For decades enterprise IT was the queen bee around which all cutting edge technologies were developed. But just like many cities in the United States were subjected to the “doughnut effect”: the city centre becomes “hollow” as population moves from inner suburbs to the outer suburbs in search of newer, larger or more affordable houses, enterprise IT is going through a similar hollowing out effect.
Consumers & Clients drive technology choices
Today consumers external to enterprise boundaries have access to more choices, more powerful, richer technologies than enterprises. Earlier era was dominated by “processing industries”, where enterprise IT was characterized by “islands of automation” and that was ok as long as the islands supported the critical internal processes. Today with the growth of knowledge based economy, organizations cannot afford to lag behind in terms of being able to connect with stakeholders using latest technologies, where transactions, processes & relationships with all stakeholders, especially those external, need to be rich, dynamic, and adaptable, subject to constant reinvention. Ubiquitous connectivity and pervasive computing throws open unbounded opportunities for innovation across the enterprise. Consumers can now migrate from passive recipient to active co-creator of value.
Yet there is a rapidly widening technological schism between technologies within the enterprises and technologies consumers have access to. Rapid adoption rates of new technologies mobile phones, web based services, communities, blogging etc. is in sharp contrast to the way enterprise IT is stuck in legacy traps and is generally resistant to and suspicious of all new technologies even in the face of obvious end user adoption. In a competitive marketplace IT departments will have lead the way and move fast to close this gap to provide information and interact with consumers on their chosen technology platforms.
Software as Service
SaaS represent another dimension of this technology doughnut effect, where huge monolithic applications are being replaced by external web service providers. SOA & SaaS (Software as a Service) is gathering huge momentum; the buzz on the web is overwhelming. Salesforce.com has now morphed into Appexchange with all kinds of services available. http://www.salesforce.com/appexchange . MS has released Office live beta. Google is providing “customized” hosted email service. Rather than look SOA from internal Enterprise IT perspective, the disruption is applications being replaced by “outside-in” services. While conservatives would point to security, data ownership, customization challenges, I believe there are enough instances of Global 2000 going for salesforce.com. “Outside-in” services solve the legacy trap issue in single sweep.

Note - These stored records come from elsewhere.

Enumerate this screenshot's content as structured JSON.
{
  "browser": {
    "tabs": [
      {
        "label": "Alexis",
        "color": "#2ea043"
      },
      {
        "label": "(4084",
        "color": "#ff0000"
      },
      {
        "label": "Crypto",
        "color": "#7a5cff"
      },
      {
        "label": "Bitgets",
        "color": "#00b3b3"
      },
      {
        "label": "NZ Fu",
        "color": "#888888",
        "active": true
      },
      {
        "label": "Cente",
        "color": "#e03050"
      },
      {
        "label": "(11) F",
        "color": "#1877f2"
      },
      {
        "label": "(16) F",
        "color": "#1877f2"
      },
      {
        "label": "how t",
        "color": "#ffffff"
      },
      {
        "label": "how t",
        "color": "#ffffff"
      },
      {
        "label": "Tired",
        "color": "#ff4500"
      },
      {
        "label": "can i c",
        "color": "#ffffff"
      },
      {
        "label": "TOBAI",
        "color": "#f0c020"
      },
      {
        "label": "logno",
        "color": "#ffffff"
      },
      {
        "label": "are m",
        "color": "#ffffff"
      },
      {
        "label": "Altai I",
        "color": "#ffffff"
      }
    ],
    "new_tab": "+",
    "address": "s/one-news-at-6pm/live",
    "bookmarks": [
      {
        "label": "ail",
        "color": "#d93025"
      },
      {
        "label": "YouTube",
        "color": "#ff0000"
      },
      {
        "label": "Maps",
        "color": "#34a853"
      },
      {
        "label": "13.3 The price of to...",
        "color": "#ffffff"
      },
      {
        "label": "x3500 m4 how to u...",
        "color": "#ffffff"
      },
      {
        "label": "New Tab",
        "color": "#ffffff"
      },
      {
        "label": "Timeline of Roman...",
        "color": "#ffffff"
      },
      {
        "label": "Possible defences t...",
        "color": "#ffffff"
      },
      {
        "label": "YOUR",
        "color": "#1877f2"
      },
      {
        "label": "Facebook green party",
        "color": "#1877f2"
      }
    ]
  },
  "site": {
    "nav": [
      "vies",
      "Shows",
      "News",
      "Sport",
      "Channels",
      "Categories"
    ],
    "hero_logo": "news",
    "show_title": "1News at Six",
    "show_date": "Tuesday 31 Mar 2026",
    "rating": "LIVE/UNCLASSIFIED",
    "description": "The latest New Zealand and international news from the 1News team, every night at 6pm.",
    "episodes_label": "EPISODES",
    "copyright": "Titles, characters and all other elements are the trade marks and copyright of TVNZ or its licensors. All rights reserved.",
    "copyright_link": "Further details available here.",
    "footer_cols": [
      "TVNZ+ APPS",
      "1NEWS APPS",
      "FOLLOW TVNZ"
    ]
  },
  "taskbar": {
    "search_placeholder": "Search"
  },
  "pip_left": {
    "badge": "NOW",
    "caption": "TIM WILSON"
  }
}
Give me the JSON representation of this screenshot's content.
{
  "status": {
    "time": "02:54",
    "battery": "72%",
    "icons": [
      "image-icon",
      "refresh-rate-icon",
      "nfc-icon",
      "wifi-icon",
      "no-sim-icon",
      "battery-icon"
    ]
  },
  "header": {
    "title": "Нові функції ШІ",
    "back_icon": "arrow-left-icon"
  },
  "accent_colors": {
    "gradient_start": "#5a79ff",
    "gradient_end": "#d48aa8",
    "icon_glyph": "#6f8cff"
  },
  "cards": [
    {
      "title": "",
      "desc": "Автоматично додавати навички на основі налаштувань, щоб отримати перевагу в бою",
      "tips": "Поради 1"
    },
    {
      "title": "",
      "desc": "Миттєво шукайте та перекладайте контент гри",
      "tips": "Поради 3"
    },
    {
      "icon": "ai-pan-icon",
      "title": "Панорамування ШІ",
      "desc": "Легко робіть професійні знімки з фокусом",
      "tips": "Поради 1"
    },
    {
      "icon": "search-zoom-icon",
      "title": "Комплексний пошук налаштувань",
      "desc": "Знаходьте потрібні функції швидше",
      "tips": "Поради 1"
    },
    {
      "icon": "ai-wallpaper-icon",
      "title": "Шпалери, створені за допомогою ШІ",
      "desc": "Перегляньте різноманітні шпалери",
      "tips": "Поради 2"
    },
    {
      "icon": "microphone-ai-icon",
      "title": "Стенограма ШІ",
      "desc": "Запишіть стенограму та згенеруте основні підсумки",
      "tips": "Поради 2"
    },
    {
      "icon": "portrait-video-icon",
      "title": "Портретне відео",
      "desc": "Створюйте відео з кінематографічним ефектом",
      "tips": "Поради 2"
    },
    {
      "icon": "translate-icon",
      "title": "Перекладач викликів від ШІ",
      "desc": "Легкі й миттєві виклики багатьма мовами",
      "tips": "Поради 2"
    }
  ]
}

While the trends are not new or unknown, the tipping point is approaching faster than earlier thought.
While nothing new, earlier outsourcing contracts were designed as a “all or nothing” total outsourcing deals, that essential transferred employees, sold assets to the outsourcer, changing little else. Infosys was among the earliest to promote Modular Global Sourcing where executives have to work hard to “modularize” IT into strategic and logical components that can then be distributed geo-locationally, to perform them where it creates the maximum value. Since then subsequent large outsourcing deals have confirmed this trend where companies have started thinking very strategically about how exactly outsourcing can/should add value.
Innovation and continous innovation is critial and this can only be supported by a market ecosystem i.e. Innovation Networks — that matches an enterprise demand for innovation with worldwide supply. "Innovation Networks will let firms fluidly weave internally and externally available invention and innovation services to optimize the profitability of their products, services, and business models. Innovation Networks will deconstruct vertically integrated invention-to-innovation cycles in software, finance, and CPG industries" (Forrester.com). Enterprise will have to facilitate complex webs of relationships among firms, universities, and other organizations for generating and sharing knowledge relevant to innovation.
While intimidating I believe these trends offer a unique unboundless opportunities to “Enterprise IT” leaders to go beyond “business-IT alignment-subservience" to leading businesses to horizons they could never see.